The origins of the Welsh
name Rake go back to the ancient Celtic culture that existed in the hills and Moors
. The forbears that initially held the name Rake once lived near a pass or narrow valley. The surname Rake is derived from the Old English word hraca, which means throat. The surname Rake belongs to the class of topographic surnames, which were given to people who resided near physical features such as hills, streams, churches, or types of trees.

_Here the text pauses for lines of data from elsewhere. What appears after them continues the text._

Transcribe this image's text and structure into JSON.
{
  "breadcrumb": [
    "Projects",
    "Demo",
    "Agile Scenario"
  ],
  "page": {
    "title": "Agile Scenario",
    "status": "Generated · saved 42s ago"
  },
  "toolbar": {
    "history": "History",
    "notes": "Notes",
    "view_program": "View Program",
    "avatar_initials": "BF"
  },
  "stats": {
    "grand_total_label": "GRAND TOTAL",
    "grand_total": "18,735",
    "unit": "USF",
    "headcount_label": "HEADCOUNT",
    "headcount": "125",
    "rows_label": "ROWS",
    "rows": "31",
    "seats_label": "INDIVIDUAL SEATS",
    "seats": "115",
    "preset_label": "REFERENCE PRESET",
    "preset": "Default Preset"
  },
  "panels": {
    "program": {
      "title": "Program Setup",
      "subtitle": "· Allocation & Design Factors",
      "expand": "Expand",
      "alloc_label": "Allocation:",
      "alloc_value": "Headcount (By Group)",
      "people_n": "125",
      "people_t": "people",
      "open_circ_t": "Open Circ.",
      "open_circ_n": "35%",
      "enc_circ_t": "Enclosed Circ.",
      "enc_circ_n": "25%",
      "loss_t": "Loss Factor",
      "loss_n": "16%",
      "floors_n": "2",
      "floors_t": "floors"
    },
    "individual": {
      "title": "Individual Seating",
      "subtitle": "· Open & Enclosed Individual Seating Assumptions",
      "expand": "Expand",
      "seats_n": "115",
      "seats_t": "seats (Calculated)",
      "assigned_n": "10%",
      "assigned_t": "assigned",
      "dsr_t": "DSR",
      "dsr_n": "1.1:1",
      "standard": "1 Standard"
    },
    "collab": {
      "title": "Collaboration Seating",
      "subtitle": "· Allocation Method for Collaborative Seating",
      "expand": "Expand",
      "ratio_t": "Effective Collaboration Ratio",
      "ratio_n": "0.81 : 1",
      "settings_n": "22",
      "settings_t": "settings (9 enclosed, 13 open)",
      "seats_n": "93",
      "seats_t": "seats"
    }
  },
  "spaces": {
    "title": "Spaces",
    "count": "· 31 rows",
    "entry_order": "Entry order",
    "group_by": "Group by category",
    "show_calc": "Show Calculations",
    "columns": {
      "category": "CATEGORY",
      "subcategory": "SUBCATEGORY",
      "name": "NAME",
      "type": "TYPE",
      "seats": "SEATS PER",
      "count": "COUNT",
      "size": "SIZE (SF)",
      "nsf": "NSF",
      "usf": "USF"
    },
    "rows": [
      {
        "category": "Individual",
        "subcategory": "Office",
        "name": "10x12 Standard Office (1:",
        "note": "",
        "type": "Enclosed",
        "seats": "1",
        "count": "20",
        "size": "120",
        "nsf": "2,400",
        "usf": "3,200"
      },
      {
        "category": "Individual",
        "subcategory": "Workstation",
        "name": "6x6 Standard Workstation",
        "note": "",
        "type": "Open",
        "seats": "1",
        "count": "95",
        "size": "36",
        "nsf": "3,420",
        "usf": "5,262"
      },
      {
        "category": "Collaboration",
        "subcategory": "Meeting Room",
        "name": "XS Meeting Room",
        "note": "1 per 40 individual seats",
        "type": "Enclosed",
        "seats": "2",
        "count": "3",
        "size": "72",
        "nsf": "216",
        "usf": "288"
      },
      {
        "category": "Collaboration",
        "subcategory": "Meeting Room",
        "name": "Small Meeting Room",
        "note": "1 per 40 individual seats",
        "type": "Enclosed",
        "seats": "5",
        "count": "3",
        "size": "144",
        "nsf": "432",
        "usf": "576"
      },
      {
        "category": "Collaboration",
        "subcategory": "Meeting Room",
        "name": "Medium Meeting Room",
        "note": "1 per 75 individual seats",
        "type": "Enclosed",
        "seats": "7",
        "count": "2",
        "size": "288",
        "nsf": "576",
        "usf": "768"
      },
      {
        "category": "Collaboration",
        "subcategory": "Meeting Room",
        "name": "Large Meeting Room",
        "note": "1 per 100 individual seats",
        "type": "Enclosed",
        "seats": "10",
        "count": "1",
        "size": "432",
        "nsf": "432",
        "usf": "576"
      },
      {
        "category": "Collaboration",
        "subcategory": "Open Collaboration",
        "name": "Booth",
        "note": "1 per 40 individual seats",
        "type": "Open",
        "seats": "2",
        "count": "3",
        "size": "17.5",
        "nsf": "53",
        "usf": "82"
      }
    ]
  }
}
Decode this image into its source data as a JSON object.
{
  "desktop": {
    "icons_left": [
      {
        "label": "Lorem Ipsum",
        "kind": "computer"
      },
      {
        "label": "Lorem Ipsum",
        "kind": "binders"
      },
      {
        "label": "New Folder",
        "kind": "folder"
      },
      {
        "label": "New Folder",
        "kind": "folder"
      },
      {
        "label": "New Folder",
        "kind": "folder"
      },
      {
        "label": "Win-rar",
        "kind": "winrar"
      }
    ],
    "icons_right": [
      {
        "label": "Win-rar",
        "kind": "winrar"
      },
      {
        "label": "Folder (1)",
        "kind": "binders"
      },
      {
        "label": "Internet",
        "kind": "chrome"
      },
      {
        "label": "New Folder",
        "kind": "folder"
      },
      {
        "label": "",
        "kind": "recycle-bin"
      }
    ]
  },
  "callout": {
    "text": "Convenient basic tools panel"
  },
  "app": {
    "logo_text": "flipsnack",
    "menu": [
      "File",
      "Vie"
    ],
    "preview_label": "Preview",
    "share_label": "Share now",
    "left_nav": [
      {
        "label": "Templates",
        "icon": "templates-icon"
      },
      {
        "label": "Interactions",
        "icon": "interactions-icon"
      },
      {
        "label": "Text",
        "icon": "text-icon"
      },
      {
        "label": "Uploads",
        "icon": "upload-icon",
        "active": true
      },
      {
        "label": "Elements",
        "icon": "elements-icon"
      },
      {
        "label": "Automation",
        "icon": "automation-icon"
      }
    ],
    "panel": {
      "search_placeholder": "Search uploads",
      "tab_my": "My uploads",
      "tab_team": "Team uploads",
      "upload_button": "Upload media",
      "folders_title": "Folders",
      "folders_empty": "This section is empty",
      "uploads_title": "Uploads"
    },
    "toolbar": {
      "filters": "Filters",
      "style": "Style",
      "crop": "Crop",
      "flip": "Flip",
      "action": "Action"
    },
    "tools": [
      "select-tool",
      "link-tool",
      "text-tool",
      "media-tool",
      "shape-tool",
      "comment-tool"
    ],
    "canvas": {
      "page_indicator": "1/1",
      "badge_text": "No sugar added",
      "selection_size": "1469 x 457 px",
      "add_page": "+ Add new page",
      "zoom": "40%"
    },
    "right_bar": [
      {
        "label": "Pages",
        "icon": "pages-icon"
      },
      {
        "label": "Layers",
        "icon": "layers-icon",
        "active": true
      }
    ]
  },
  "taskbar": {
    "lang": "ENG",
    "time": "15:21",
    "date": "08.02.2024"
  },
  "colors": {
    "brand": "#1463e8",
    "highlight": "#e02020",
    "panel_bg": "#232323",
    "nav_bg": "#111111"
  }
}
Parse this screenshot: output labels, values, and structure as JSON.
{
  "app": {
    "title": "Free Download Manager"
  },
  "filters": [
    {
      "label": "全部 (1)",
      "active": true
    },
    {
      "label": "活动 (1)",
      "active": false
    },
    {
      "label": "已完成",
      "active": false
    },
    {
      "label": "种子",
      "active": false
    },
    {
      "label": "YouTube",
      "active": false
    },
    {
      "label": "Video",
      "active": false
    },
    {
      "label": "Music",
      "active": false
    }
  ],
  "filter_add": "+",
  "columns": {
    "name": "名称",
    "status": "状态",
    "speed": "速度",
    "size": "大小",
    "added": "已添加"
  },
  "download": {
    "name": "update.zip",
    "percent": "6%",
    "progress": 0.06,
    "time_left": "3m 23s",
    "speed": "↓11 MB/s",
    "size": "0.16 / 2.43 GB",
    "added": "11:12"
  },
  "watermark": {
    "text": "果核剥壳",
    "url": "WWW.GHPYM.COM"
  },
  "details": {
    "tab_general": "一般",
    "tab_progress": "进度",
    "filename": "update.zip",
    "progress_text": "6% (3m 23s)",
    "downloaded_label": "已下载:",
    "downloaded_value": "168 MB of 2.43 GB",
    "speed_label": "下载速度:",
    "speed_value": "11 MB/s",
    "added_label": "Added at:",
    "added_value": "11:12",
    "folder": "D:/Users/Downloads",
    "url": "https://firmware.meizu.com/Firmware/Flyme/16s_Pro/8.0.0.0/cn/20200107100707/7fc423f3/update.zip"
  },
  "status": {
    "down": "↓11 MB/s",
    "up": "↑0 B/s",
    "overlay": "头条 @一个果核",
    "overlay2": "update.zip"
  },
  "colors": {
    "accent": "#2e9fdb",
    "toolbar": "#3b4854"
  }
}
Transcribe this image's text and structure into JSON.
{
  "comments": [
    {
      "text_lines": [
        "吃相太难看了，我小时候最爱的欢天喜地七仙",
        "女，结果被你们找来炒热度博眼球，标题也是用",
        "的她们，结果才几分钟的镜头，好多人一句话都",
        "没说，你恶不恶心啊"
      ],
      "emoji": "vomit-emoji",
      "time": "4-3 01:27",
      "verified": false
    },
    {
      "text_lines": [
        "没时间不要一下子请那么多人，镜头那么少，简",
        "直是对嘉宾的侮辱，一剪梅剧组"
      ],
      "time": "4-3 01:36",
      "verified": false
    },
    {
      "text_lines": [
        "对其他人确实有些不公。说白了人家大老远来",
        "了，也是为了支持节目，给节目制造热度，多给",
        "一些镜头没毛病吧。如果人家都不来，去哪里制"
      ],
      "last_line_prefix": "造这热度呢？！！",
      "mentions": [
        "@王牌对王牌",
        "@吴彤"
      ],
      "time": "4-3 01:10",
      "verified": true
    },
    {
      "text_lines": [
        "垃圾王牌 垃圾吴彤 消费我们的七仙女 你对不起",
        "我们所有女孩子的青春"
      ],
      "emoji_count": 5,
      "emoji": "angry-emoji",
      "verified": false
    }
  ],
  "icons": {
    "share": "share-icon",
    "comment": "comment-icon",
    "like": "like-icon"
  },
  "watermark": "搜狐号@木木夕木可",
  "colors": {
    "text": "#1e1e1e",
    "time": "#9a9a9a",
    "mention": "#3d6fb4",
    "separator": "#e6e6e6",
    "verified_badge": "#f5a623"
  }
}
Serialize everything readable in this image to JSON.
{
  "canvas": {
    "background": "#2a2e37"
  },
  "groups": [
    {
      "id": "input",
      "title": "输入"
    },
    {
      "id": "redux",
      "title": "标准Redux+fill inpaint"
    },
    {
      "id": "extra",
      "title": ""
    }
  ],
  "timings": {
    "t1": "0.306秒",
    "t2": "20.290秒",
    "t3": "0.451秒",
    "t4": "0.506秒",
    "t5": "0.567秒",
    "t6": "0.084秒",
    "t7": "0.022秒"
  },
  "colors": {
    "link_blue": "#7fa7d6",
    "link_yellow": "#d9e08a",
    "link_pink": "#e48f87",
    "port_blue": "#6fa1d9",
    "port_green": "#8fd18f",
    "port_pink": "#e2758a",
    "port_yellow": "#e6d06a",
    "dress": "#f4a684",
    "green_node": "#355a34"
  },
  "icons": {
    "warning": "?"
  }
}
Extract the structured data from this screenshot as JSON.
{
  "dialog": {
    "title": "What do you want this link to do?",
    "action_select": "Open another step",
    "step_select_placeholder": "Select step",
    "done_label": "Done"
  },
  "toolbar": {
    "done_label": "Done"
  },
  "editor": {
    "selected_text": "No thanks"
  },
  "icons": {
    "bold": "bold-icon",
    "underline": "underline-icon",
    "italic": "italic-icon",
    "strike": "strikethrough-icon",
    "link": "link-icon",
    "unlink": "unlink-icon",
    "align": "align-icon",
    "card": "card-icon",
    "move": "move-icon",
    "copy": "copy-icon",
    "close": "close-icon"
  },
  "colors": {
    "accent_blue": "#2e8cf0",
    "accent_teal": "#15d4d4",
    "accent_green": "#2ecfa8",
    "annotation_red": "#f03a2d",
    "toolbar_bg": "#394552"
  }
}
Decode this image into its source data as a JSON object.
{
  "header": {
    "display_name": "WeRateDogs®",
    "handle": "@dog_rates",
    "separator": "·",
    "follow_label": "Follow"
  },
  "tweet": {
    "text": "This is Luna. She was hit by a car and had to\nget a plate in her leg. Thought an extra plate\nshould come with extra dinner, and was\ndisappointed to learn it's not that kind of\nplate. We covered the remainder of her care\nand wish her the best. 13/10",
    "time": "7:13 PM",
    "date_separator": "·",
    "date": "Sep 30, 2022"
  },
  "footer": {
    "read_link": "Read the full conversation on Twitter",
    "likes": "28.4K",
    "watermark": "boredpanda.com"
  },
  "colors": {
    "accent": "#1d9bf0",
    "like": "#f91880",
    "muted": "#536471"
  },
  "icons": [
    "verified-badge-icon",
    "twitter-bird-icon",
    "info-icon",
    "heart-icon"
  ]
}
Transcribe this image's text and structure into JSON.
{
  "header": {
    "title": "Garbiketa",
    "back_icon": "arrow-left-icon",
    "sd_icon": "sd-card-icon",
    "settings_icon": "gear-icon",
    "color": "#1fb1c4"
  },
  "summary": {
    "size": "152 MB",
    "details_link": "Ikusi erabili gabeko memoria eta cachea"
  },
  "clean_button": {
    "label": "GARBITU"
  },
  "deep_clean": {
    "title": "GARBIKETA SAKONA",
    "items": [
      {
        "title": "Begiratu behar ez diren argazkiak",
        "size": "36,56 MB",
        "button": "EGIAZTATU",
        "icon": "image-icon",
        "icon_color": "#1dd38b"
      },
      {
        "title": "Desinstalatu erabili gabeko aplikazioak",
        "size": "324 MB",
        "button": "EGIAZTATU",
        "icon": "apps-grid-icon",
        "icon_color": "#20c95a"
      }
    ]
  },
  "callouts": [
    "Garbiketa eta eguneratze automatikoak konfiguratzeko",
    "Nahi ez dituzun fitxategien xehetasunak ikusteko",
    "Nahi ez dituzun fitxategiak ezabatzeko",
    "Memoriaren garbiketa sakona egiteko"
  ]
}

However, the surname Rake may be derived from residence at The Rake in Sussex
, at Raikes Farm in Surrey
, or at Raikes in the West Riding of Yorkshire
. In this case, the surname Rake belongs to the category of habitation names, which are derived from pre-existing names for towns, villages, parishes, or farmsteads.
Early Origins of the Rake family
The surname Rake was first found in Lincolnshire
, where they held a family seat
from early times and their first records appeared on the early census rolls taken by the early Kings of Britain to determine the rate of taxation of their subjects.
Early History of the Rake family
This web page shows only a small excerpt of our Rake research.Another 185 words (13 lines of text) covering the years 1690 and 1757 are included under the topic Early Rake History in all our PDF Extended History products and printed products wherever possible.
Rake Spelling Variations
Although there are not an extremely large number Welsh
surnames, there are an inordinately large number of spelling variations
of those surnames. This variety of spellings began almost immediately after the acceptance of surnames within Welsh
society. As time progressed, these old Brythonic names were eventually were recorded in English. This process was problematic in that many of the highly inflected sounds of the native language of Wales
could not be properly captured in English. Some families, however, did decide to modify their own names to indicate a branch loyalty within the family, a religious adherence, or even a patriotic affiliation. The name Rake has seen various spelling variations: Raikes, Raike, Raik, Rakes, Rake and others.
Early Notables of the Rake family (pre 1700)
Another 26 words (2 lines of text) are included under the topic Early Rake Notables in all our PDF Extended History products and printed products wherever possible.
Migration of the Rake family to the New World and Oceana
In the late 19th and early 20th centuries, many people from Wales
joined the general migration to North America in search of land, work, and freedom. These immigrants greatly contributed to the rapid development of the new nations of Canada and the United States. They also added a rich and lasting cultural heritage to their newly adopted societies. Investigation of immigration and passenger lists has revealed a number of people bearing the name Rake:
Rake Settlers in United States in the 19th Century
- Christine Rake, who landed in Galveston, Tex in 1846 CITATION[CLOSE]
Filby, P. William, Meyer, Mary K., Passenger and immigration lists index : a guide to published arrival records of about 500,000 passengers who came to the United States and Canada in the seventeenth, eighteenth, and nineteenth centuries. 1982-1985 Cumulated Supplements in Four Volumes Detroit, Mich. : Gale Research Co., 1985, Print (ISBN 0-8103-1795-8)
Contemporary Notables of the name Rake (post 1700)
- Dr Katherine Rake OBE, British Chief Executive of the Family and Parenting Institute
- Rodolfo "Rudy" Rake (b. 1979), former professional tennis player from Peru
- Sir Michael Rake (b. 1948), British Chairman of BT Group and easyJet, as well as deputy chairman of Barclays PLC
The Rake Motto
The motto was originally a war cry or slogan. Mottoes first began to be shown with arms in the 14th and 15th centuries, but were not in general use until the 17th century. Thus the oldest coats of arms generally do not include a motto. Mottoes seldom form part of the grant of arms: Under most heraldic authorities, a motto is an optional component of the coat of arms, and can be added to or changed at will; many families have chosen not to display a motto.
Motto: Honestum praeferre utili
Motto Translation: To prefer the honest to the profitable.